> [Task objective]: Give the number of lines in the following entries that contain the word "JSON", with nothing added.

> [Data]:

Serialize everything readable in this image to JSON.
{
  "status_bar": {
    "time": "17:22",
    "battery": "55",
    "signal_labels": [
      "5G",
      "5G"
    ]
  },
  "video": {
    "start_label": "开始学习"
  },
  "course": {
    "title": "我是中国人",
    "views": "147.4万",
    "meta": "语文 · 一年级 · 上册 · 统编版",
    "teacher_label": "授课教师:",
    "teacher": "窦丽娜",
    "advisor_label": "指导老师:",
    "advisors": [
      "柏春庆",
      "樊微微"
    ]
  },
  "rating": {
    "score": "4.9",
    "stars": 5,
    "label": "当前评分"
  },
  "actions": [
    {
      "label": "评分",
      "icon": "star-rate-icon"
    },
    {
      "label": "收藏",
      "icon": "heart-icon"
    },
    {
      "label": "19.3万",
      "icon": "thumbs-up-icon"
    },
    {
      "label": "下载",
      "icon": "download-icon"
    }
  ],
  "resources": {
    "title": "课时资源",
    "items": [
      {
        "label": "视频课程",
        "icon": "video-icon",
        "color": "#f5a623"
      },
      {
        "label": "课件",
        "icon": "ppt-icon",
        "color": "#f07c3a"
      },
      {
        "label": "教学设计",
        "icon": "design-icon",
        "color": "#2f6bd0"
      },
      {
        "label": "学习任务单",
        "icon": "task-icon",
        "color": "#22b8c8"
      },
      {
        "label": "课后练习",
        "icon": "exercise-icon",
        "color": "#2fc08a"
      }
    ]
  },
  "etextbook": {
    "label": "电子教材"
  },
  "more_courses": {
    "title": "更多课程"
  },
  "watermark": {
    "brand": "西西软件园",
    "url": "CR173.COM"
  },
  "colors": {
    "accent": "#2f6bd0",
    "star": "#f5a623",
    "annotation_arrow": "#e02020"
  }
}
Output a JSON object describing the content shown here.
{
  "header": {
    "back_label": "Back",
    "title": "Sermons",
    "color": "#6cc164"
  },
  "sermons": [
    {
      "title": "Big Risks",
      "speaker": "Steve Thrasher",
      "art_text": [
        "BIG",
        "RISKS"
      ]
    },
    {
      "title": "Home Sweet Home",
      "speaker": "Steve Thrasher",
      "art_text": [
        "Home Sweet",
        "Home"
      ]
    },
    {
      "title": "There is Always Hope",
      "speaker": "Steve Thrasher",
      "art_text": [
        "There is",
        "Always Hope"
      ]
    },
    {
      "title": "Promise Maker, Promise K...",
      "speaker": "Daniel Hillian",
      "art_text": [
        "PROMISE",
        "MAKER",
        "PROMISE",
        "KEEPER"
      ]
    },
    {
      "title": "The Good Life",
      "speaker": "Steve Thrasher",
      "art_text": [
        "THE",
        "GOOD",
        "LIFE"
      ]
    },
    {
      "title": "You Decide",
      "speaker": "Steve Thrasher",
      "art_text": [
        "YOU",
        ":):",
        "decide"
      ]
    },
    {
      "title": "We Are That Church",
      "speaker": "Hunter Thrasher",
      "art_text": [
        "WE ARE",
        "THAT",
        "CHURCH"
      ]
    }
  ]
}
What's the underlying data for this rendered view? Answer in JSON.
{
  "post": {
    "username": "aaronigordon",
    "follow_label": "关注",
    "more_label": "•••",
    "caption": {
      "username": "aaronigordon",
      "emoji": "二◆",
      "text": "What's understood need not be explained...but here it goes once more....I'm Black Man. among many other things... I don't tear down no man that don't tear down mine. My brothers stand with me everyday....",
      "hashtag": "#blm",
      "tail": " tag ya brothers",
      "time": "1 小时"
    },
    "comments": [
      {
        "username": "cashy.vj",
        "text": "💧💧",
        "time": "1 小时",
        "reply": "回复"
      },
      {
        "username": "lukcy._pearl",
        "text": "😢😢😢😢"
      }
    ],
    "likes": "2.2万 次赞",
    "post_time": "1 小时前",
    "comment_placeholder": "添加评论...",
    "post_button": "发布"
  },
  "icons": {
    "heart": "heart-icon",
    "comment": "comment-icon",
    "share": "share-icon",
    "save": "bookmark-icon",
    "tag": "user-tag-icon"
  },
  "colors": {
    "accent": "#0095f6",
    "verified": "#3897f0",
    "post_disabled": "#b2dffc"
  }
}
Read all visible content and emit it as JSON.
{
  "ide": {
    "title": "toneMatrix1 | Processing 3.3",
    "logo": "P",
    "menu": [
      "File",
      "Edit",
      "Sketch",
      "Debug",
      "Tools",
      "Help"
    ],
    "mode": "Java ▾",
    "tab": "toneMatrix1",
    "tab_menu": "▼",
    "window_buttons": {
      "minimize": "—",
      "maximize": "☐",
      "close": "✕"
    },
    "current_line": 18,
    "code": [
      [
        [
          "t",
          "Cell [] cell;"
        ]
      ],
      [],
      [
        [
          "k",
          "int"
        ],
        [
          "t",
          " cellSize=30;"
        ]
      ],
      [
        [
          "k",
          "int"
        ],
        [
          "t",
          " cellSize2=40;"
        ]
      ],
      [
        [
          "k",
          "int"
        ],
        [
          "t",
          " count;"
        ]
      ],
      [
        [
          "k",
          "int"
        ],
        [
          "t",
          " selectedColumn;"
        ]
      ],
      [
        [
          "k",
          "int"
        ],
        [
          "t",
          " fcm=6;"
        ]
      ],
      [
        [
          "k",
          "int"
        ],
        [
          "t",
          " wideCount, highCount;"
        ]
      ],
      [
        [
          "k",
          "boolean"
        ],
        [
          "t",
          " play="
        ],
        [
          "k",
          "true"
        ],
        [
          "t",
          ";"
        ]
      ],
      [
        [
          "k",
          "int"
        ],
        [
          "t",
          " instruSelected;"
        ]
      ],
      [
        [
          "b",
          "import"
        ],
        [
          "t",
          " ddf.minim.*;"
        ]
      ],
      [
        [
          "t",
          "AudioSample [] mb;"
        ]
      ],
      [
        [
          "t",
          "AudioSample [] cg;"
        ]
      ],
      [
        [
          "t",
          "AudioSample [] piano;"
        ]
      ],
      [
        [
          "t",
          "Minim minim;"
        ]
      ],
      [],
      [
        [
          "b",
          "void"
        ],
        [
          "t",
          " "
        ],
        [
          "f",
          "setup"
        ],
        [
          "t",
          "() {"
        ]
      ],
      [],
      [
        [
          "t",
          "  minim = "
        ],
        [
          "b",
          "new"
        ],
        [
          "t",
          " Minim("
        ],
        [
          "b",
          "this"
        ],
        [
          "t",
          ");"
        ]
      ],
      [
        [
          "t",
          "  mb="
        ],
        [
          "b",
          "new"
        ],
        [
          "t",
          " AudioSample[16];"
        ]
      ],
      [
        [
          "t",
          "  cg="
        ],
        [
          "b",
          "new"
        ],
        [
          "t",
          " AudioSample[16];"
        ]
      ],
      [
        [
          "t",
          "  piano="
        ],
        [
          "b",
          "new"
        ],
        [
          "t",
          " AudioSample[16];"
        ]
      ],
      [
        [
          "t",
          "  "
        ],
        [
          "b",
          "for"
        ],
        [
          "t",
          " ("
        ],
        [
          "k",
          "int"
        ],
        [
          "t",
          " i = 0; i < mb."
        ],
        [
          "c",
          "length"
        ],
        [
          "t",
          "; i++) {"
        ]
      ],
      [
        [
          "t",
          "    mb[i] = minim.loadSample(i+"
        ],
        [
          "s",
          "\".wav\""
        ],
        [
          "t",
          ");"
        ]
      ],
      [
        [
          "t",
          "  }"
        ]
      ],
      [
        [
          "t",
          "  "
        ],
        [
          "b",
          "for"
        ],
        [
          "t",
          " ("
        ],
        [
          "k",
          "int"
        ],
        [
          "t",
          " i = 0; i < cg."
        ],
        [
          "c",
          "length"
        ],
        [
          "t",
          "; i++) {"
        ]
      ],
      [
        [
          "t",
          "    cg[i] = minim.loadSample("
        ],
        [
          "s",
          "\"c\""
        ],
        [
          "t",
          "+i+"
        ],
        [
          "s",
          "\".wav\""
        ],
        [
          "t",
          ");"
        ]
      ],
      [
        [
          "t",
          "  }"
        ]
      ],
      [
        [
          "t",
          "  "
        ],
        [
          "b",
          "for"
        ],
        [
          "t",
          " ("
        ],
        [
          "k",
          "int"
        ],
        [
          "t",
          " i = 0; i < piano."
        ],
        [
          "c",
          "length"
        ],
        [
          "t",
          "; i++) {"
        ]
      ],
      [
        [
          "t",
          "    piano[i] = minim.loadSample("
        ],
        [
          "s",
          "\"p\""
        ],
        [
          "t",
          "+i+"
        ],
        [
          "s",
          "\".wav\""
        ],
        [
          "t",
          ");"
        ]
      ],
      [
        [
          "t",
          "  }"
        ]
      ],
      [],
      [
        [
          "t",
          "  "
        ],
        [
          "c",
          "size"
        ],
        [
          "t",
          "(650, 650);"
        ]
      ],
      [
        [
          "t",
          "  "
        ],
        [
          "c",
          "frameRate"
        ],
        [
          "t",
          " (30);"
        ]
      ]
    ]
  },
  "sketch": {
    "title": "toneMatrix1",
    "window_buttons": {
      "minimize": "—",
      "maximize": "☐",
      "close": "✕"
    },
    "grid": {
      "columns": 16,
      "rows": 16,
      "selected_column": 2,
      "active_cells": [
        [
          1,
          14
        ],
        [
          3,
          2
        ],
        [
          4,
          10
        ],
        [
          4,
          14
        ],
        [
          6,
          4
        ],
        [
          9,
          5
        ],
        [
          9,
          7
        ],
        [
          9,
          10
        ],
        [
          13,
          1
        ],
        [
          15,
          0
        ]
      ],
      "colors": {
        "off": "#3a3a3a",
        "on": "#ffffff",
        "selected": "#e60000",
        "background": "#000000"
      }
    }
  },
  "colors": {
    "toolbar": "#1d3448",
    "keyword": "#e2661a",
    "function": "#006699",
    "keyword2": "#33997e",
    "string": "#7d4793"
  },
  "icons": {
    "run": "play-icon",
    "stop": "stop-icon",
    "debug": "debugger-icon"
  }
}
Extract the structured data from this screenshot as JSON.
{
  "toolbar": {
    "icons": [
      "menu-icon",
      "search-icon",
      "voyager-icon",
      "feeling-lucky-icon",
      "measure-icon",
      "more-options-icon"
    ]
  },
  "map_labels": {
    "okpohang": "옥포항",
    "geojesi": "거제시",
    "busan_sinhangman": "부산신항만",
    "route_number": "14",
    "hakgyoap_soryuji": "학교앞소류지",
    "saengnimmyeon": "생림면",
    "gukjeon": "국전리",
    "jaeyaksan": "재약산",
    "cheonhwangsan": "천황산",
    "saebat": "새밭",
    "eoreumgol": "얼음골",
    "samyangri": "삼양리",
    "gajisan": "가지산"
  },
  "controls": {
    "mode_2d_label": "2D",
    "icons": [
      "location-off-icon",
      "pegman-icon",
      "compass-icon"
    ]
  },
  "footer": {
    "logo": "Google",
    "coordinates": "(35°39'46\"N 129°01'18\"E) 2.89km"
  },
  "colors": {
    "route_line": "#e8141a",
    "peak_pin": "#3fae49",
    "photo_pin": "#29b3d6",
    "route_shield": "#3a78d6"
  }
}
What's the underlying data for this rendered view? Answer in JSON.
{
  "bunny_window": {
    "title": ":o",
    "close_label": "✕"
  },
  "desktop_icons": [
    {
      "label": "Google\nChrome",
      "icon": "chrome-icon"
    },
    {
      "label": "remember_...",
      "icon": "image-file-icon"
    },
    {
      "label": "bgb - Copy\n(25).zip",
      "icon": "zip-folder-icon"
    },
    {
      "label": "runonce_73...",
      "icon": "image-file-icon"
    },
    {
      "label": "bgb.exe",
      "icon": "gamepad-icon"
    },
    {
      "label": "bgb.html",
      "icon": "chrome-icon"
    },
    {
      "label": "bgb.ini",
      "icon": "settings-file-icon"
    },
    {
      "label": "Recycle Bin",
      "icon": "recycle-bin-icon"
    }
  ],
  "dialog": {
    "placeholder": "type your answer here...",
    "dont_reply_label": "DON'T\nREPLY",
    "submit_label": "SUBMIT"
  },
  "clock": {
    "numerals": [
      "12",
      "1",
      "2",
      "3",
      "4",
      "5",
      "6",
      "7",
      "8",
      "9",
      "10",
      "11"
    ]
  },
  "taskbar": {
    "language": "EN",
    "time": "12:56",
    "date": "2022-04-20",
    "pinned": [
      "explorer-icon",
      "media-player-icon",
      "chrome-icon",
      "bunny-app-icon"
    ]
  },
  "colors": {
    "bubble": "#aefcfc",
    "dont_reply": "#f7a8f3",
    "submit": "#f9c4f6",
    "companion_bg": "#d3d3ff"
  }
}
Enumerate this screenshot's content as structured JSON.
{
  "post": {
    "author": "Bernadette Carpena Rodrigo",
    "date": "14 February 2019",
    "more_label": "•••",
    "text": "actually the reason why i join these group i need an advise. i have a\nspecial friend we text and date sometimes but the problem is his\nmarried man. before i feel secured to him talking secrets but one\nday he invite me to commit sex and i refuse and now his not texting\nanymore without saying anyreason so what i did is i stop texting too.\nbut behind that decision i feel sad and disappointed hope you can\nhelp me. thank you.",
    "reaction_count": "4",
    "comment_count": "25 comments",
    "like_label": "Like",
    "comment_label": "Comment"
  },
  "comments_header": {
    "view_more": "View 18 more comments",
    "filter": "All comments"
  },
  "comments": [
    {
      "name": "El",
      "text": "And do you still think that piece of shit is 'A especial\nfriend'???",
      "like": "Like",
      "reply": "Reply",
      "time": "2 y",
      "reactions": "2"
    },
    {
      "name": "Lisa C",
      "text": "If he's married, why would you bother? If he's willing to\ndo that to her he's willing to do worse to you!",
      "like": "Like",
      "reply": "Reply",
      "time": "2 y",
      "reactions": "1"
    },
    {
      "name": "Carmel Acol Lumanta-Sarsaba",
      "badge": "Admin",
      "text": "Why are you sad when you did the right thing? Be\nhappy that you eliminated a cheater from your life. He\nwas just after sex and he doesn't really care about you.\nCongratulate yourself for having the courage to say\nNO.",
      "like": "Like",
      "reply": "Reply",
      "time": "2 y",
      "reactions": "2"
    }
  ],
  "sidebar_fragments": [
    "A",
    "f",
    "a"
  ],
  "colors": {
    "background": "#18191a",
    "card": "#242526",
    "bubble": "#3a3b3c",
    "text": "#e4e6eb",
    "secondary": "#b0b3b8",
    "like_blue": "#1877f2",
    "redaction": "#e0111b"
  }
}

> [Your response]: 7